• Given records
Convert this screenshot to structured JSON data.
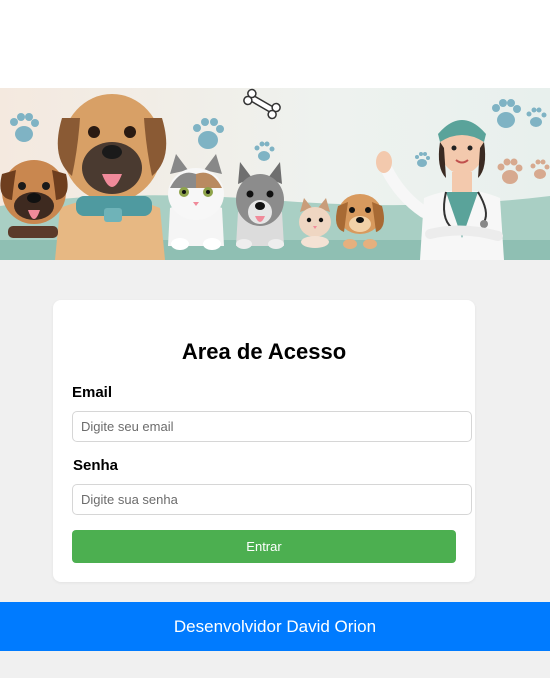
{
  "banner": {
    "image_alt": "",
    "icons": [
      "dog-icon",
      "cat-icon",
      "paw-icon",
      "bone-icon",
      "veterinarian-icon"
    ],
    "colors": {
      "teal": "#8fbfb3",
      "cream": "#f3ece4",
      "paw": "#7fb3c4"
    }
  },
  "login": {
    "title": "Area de Acesso",
    "email_label": "Email",
    "email_placeholder": "Digite seu email",
    "email_value": "",
    "password_label": "Senha",
    "password_placeholder": "Digite sua senha",
    "password_value": "",
    "submit_label": "Entrar"
  },
  "footer": {
    "text": "Desenvolvidor David Orion"
  },
  "colors": {
    "submit": "#4caf50",
    "footer": "#007bff",
    "background": "#f0f0f0"
  }
}
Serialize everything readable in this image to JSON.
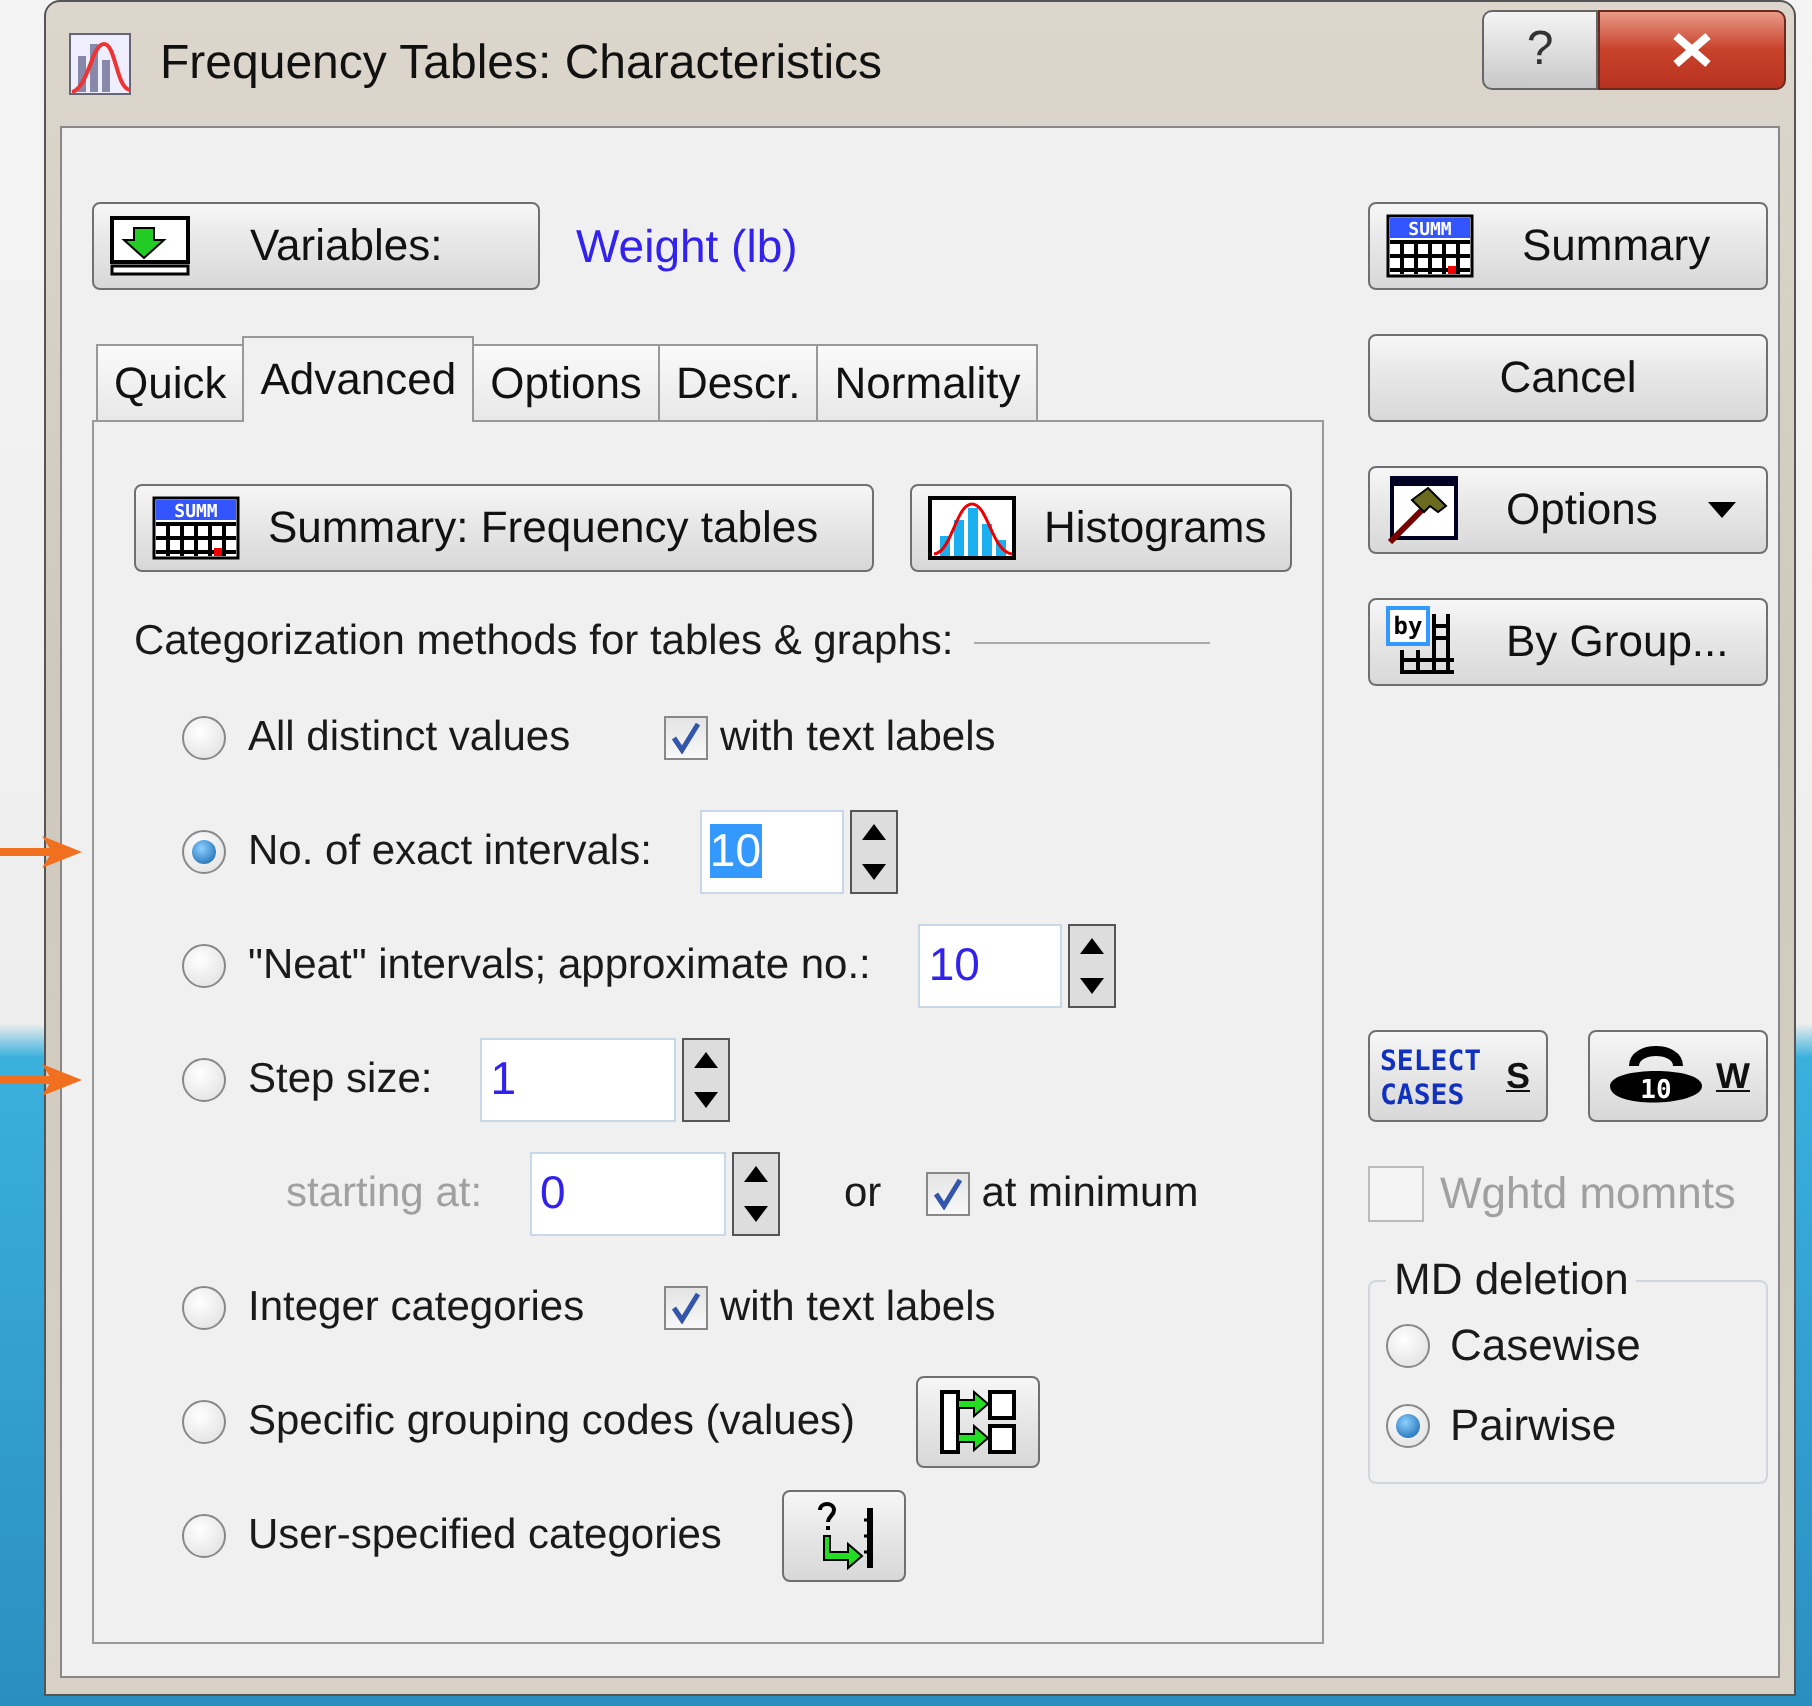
{
  "window": {
    "title": "Frequency Tables: Characteristics",
    "help_button": "?"
  },
  "variables": {
    "button": "Variables:",
    "value": "Weight (lb)"
  },
  "tabs": [
    {
      "label": "Quick",
      "selected": false
    },
    {
      "label": "Advanced",
      "selected": true
    },
    {
      "label": "Options",
      "selected": false
    },
    {
      "label": "Descr.",
      "selected": false
    },
    {
      "label": "Normality",
      "selected": false
    }
  ],
  "panel_buttons": [
    {
      "label": "Summary:  Frequency tables",
      "icon_text": "SUMM"
    },
    {
      "label": "Histograms"
    }
  ],
  "group_heading": "Categorization methods for tables & graphs:",
  "methods": [
    {
      "kind": "radio",
      "label": "All distinct values",
      "selected": false,
      "checkbox": {
        "label": "with text labels",
        "checked": true
      }
    },
    {
      "kind": "radio",
      "label": "No. of exact intervals:",
      "selected": true,
      "pointer": true,
      "spin": {
        "value": "10",
        "text_selected": true
      }
    },
    {
      "kind": "radio",
      "label": "\"Neat\" intervals; approximate no.:",
      "selected": false,
      "spin": {
        "value": "10",
        "text_selected": false
      }
    },
    {
      "kind": "radio",
      "label": "Step size:",
      "selected": false,
      "pointer": true,
      "spin": {
        "value": "1",
        "text_selected": false
      }
    },
    {
      "kind": "sub",
      "label": "starting at:",
      "disabled": true,
      "spin": {
        "value": "0",
        "text_selected": false
      },
      "joiner": "or",
      "checkbox": {
        "label": "at minimum",
        "checked": true
      }
    },
    {
      "kind": "radio",
      "label": "Integer categories",
      "selected": false,
      "checkbox": {
        "label": "with text labels",
        "checked": true
      }
    },
    {
      "kind": "radio",
      "label": "Specific grouping codes (values)",
      "selected": false,
      "tool_button": true
    },
    {
      "kind": "radio",
      "label": "User-specified categories",
      "selected": false,
      "tool_button": true
    }
  ],
  "side_buttons": [
    {
      "label": "Summary",
      "icon_text": "SUMM",
      "dropdown": false
    },
    {
      "label": "Cancel",
      "dropdown": false
    },
    {
      "label": "Options",
      "dropdown": true
    },
    {
      "label": "By Group...",
      "icon_text": "by",
      "dropdown": false
    }
  ],
  "select_cases": {
    "icon_lines": [
      "SELECT",
      "CASES"
    ],
    "label": "S"
  },
  "weights": {
    "icon_text": "10",
    "label": "W"
  },
  "weighted_moments": {
    "label": "Wghtd momnts",
    "checked": false,
    "disabled": true
  },
  "md_deletion": {
    "title": "MD deletion",
    "options": [
      {
        "label": "Casewise",
        "selected": false
      },
      {
        "label": "Pairwise",
        "selected": true
      }
    ]
  }
}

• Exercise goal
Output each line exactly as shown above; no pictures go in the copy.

• Result
Convert this screenshot to structured JSON data.
{
  "banner": {
    "image_alt": "",
    "icons": [
      "dog-icon",
      "cat-icon",
      "paw-icon",
      "bone-icon",
      "veterinarian-icon"
    ],
    "colors": {
      "teal": "#8fbfb3",
      "cream": "#f3ece4",
      "paw": "#7fb3c4"
    }
  },
  "login": {
    "title": "Area de Acesso",
    "email_label": "Email",
    "email_placeholder": "Digite seu email",
    "email_value": "",
    "password_label": "Senha",
    "password_placeholder": "Digite sua senha",
    "password_value": "",
    "submit_label": "Entrar"
  },
  "footer": {
    "text": "Desenvolvidor David Orion"
  },
  "colors": {
    "submit": "#4caf50",
    "footer": "#007bff",
    "background": "#f0f0f0"
  }
}
Serialize everything readable in this image to JSON.
{
  "window": {
    "title": "Frequency Tables: Characteristics",
    "help_button": "?"
  },
  "variables": {
    "button": "Variables:",
    "value": "Weight (lb)"
  },
  "tabs": [
    {
      "label": "Quick",
      "selected": false
    },
    {
      "label": "Advanced",
      "selected": true
    },
    {
      "label": "Options",
      "selected": false
    },
    {
      "label": "Descr.",
      "selected": false
    },
    {
      "label": "Normality",
      "selected": false
    }
  ],
  "panel_buttons": [
    {
      "label": "Summary:  Frequency tables",
      "icon_text": "SUMM"
    },
    {
      "label": "Histograms"
    }
  ],
  "group_heading": "Categorization methods for tables & graphs:",
  "methods": [
    {
      "kind": "radio",
      "label": "All distinct values",
      "selected": false,
      "checkbox": {
        "label": "with text labels",
        "checked": true
      }
    },
    {
      "kind": "radio",
      "label": "No. of exact intervals:",
      "selected": true,
      "pointer": true,
      "spin": {
        "value": "10",
        "text_selected": true
      }
    },
    {
      "kind": "radio",
      "label": "\"Neat\" intervals; approximate no.:",
      "selected": false,
      "spin": {
        "value": "10",
        "text_selected": false
      }
    },
    {
      "kind": "radio",
      "label": "Step size:",
      "selected": false,
      "pointer": true,
      "spin": {
        "value": "1",
        "text_selected": false
      }
    },
    {
      "kind": "sub",
      "label": "starting at:",
      "disabled": true,
      "spin": {
        "value": "0",
        "text_selected": false
      },
      "joiner": "or",
      "checkbox": {
        "label": "at minimum",
        "checked": true
      }
    },
    {
      "kind": "radio",
      "label": "Integer categories",
      "selected": false,
      "checkbox": {
        "label": "with text labels",
        "checked": true
      }
    },
    {
      "kind": "radio",
      "label": "Specific grouping codes (values)",
      "selected": false,
      "tool_button": true
    },
    {
      "kind": "radio",
      "label": "User-specified categories",
      "selected": false,
      "tool_button": true
    }
  ],
  "side_buttons": [
    {
      "label": "Summary",
      "icon_text": "SUMM",
      "dropdown": false
    },
    {
      "label": "Cancel",
      "dropdown": false
    },
    {
      "label": "Options",
      "dropdown": true
    },
    {
      "label": "By Group...",
      "icon_text": "by",
      "dropdown": false
    }
  ],
  "select_cases": {
    "icon_lines": [
      "SELECT",
      "CASES"
    ],
    "label": "S"
  },
  "weights": {
    "icon_text": "10",
    "label": "W"
  },
  "weighted_moments": {
    "label": "Wghtd momnts",
    "checked": false,
    "disabled": true
  },
  "md_deletion": {
    "title": "MD deletion",
    "options": [
      {
        "label": "Casewise",
        "selected": false
      },
      {
        "label": "Pairwise",
        "selected": true
      }
    ]
  }
}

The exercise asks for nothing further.